Use this URL to cite or link to this record in EThOS: http://ethos.bl.uk/OrderDetails.do?uin=uk.bl.ethos.273199
Title: Nausea and vomiting in pregnancy, maternal nutrition and pregnancy outcome
Author: Al-Rasasi, Buthaina
ISNI:       0000 0001 3407 9739
Awarding Body: University of Surrey
Current Institution: University of Surrey
Date of Award: 2003
Availability of Full Text:
Access from EThOS:
Access from Institution:
Abstract:
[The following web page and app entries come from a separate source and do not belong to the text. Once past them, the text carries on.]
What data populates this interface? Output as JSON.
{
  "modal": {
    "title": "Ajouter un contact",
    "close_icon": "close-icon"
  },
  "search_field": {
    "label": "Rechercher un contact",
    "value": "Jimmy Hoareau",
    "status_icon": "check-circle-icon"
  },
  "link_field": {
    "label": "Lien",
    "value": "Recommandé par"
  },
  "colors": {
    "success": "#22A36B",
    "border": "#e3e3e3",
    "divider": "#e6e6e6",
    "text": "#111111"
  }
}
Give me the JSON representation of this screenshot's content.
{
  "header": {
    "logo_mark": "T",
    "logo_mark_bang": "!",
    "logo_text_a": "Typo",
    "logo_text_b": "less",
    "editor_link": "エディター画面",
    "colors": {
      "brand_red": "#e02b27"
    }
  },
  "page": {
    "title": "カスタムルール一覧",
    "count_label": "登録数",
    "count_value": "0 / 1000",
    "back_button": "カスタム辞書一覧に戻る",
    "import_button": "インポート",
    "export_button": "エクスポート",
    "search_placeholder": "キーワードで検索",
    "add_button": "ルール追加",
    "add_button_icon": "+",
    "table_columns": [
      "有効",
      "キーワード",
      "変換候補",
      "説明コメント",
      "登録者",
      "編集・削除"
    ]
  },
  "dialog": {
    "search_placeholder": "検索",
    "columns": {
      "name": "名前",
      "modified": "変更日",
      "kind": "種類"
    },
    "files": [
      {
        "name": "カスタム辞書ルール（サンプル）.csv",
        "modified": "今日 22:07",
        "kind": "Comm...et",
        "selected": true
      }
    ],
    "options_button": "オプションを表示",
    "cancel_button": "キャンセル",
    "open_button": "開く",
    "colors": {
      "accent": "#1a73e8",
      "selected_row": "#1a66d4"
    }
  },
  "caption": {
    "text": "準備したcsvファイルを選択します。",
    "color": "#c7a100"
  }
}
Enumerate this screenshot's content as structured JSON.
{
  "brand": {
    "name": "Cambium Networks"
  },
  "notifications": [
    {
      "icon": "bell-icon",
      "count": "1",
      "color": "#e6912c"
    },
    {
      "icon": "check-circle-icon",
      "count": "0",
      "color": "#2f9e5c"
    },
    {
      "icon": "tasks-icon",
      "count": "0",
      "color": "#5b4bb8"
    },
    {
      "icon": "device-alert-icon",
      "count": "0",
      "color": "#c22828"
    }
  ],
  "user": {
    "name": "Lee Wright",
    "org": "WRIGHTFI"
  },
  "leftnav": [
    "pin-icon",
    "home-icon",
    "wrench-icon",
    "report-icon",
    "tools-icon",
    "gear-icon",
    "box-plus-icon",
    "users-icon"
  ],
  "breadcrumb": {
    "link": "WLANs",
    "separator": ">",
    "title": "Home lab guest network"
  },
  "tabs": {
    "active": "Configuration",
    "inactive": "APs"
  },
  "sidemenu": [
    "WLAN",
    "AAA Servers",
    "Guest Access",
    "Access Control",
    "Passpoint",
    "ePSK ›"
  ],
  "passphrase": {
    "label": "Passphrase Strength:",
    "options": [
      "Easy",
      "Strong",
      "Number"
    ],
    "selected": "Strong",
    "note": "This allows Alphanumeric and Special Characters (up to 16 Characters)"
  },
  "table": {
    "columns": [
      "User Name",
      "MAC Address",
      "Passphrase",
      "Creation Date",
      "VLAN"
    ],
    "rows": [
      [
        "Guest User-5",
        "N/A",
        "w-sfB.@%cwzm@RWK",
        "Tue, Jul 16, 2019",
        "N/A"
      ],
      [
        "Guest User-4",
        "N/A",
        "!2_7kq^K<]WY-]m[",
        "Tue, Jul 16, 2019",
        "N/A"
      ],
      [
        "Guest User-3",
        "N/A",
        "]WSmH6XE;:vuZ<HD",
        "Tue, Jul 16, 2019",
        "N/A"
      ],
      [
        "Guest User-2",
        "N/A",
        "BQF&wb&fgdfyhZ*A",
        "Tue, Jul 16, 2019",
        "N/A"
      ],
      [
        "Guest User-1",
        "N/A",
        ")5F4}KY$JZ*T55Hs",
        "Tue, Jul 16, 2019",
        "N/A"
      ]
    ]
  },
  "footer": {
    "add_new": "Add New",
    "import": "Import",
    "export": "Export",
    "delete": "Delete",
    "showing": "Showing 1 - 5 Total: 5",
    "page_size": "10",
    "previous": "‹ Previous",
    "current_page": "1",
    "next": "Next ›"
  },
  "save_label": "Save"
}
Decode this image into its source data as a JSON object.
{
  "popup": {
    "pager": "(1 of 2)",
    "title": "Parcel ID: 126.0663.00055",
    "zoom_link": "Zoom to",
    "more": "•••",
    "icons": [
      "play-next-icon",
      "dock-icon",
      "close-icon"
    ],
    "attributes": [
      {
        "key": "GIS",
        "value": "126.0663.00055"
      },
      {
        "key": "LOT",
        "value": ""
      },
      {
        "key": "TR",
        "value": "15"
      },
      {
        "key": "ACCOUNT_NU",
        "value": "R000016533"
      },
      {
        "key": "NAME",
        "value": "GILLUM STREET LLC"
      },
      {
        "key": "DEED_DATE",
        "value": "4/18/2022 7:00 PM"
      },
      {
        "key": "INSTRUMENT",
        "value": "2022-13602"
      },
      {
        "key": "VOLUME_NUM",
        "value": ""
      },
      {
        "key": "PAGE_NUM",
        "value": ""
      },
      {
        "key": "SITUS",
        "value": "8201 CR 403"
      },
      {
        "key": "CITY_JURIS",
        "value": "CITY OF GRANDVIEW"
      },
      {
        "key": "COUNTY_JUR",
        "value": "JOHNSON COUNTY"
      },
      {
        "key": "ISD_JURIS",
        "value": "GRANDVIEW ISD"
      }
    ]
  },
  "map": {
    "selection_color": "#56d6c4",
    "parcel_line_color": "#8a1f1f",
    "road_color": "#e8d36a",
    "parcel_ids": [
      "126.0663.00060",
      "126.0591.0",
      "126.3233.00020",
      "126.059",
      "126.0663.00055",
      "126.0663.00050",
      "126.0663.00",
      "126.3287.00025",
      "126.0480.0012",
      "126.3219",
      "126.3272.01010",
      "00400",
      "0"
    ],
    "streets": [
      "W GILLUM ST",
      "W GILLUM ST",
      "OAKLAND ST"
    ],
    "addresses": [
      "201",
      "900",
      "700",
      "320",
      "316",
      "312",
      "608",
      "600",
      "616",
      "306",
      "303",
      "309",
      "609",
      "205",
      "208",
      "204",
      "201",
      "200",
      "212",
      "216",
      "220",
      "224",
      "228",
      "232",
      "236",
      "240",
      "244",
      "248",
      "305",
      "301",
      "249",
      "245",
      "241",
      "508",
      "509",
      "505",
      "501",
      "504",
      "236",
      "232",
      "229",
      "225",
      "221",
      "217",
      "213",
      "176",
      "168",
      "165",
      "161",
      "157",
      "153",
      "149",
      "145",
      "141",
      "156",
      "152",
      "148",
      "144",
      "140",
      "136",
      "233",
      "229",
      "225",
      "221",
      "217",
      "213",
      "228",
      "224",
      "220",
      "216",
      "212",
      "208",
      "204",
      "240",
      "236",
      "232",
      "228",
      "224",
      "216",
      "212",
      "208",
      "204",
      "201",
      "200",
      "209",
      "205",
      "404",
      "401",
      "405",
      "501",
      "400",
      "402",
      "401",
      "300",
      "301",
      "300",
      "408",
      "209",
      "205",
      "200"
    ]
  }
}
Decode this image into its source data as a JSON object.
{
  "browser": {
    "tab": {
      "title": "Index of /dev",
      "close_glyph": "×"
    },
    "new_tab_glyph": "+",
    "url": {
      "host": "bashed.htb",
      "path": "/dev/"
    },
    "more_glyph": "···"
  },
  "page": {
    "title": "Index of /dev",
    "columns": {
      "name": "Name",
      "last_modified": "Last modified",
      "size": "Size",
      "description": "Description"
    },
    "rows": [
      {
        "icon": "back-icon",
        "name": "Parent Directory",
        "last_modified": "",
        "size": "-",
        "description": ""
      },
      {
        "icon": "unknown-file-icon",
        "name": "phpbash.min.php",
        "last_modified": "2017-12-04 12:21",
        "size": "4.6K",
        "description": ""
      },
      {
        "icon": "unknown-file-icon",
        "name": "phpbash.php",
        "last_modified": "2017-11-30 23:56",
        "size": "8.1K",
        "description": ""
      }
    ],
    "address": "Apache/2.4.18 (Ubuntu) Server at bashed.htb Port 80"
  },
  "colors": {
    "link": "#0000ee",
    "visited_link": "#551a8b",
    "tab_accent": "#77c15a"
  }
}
Nausea and vomiting in pregnancy (NVP), which is known to affect nearly 70% of all pregnant women, has been associated with favourable pregnancy outcomes such as decreased risk of miscarriage, low birth weight and premature delivery. The aim of this research was to determine the mechanism by which these protective effects of NVP may be brought about. Women suffering from NVP may decrease their intake due to the symptoms, may increase their intake to alleviate symptoms, or may change the quality of their diet. Both a retrospective questionnaire survey (n=201) and a prospective cohort study (n=52) were carried out between April 1999 and August 2001. Women were recruited mainly from two GP clinics in Guildford. It was found from both studies that the prevalence of NVP in the Guildford area is similar to that reported in other studies. Although this study found no relationship between NVP and birth weight and gestational age, women with NVP had higher cord IGF-1 levels compared to women without NVP (p=0.044). In addition, duration of NVP was inversely related to birthweight to placental ratio (p=0.011). Forty three women provided complete dietary information. It was found that energy intakes did not differ between women who had NVP compared with women who had no NVP, however the quality of diet varied between women with NVP and those without NVP. This is probably due to the fact that women with NVP had a high risk of cravings and aversions in pregnancy, leading to the difference in intake of certain nutrients such as riboflavin, calcium, zinc and copper. The strong association between NVP and aversions in pregnancy (P= 0.026) found in the retrospective study could lend further support to the "Embryo protection" hypothesis, which states that NVP is a protective mechanism, which has evolved to prevent the mother from the ingestion of foods that could be harmful to the fetus. Further studies using larger sample sizes, covering a range of socio-economic status and different regions are needed before definite conclusions can be drawn.
Supervisor: Not available Sponsor: Not available
Qualification Name: Thesis (Ph.D.) Qualification Level: Doctoral
EThOS ID: uk.bl.ethos.273199  DOI: Not available
Keywords: Medicine
Share: